(Bas van Leeuwen) #1

I recently read a piece where they advocate distinguishing between Participants and Contributors.

Participant: Interacted with at least one piece of content (e.g., commented, liked, replied, voted or agged)
Contributor: Created at least one piece of content (e.g., blog, idea, question, group or event)

Would you agree with this definition (I have my own views on it, will keep it to myself for now, so as not to steer the conversation here)


(Mark Baldwin) #2

This is a weird one because if I participate in a discussion it feels like I’m also contributing, especially if I’m expressing an opinion. I would say a creator is a better description that contributor. I’ve always thought of it as 3 groups:- Lurker, Contributor, Creator. Even liking an opinion or discussion can be seen as contributing imho.


(Sarah Hawk) #3

Semantically I think it’s flawed (as Mark says, commenting feels like contributing) but I see what they’re saying.


(Dave Charbonneau) #4

I didn’t read the piece, but it seems they’re seeking to align their language with articles and other content creation, where contributors are those who submit content. I could see wanting to distinguish. I usually call the commentors, well… commentors. Sheesh… I feel like such a participant.


(Bas van Leeuwen) #5

Thanks guys, pretty in line with what I was thinking.
At Community Analytics we make the difference based on a contribution, so any comment, post, poll, blog etc. that you’ve typed up.

Currently we call them participants, we might want to further refine that to a difference between participants (comments, votes, etc.) and contributors (threads, polls etc.).

Just wanted to check if you’d roughly agree, seems like you do :slight_smile:


(Richard Millington) #6

This strikes me as more of a difference between what Wikipedia used to call editors and creators.

They found that very, very, few people would actually take the time to create an article. But, once it’s up, it’s very easy to edit it. Hence editors were useful and important, but it was the raw number of creators which was key.

This feels somewhat similar to the distinction between participants and contributors used here. Participants are important they ‘edit’ with their comments.

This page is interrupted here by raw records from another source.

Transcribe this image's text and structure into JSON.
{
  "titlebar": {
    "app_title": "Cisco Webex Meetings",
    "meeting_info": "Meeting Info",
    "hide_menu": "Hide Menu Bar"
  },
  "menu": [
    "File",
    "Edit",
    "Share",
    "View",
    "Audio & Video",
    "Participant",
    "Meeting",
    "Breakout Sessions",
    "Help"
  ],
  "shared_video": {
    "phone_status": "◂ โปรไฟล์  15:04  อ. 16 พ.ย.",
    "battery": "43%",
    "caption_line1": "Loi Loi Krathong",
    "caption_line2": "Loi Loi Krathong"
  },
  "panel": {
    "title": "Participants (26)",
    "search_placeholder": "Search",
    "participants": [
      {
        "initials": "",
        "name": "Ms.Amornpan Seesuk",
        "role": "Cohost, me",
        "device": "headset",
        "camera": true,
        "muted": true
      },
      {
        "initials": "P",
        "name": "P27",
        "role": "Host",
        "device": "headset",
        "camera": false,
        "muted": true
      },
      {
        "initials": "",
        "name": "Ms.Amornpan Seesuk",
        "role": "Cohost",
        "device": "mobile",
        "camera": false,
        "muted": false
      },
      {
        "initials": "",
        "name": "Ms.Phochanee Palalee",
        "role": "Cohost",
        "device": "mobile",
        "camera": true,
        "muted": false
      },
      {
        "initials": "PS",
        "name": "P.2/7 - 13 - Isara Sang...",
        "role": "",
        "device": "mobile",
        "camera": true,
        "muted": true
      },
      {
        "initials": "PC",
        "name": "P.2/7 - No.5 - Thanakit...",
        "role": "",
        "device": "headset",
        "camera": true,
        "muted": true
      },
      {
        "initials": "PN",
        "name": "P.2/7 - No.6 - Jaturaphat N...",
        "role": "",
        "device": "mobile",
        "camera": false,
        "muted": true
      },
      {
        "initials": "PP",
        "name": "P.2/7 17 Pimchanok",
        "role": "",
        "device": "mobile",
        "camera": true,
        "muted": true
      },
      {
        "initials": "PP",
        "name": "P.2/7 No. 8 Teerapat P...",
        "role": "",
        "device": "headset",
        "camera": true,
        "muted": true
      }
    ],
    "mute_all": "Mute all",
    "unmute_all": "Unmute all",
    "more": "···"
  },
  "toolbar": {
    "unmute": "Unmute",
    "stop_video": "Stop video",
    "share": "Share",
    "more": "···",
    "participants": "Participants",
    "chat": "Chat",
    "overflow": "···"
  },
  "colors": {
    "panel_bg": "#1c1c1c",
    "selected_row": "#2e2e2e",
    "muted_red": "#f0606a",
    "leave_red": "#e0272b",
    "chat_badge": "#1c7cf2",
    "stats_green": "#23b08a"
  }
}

But contributors (the people initiating discussions and creating the material others can comment on) feels more critical.

We try to measure the number of discussions initiated, but not usually the number of members initiating a discussion (unless we see a problem worth investigating).

I’d love to distinguish between:

  1. Visitors - people that visit but haven’t logged in.
  2. Lurkers - registered members who visit but don’t participate.
  3. Active members - registered members who have made a contribution within the past month.
  4. Former members - registered members who haven’t visited/made a contribution within the past month.

I’d also love to breakdown active members between contributors and participants. Those that comment/create articles and those that only like/vote/share material.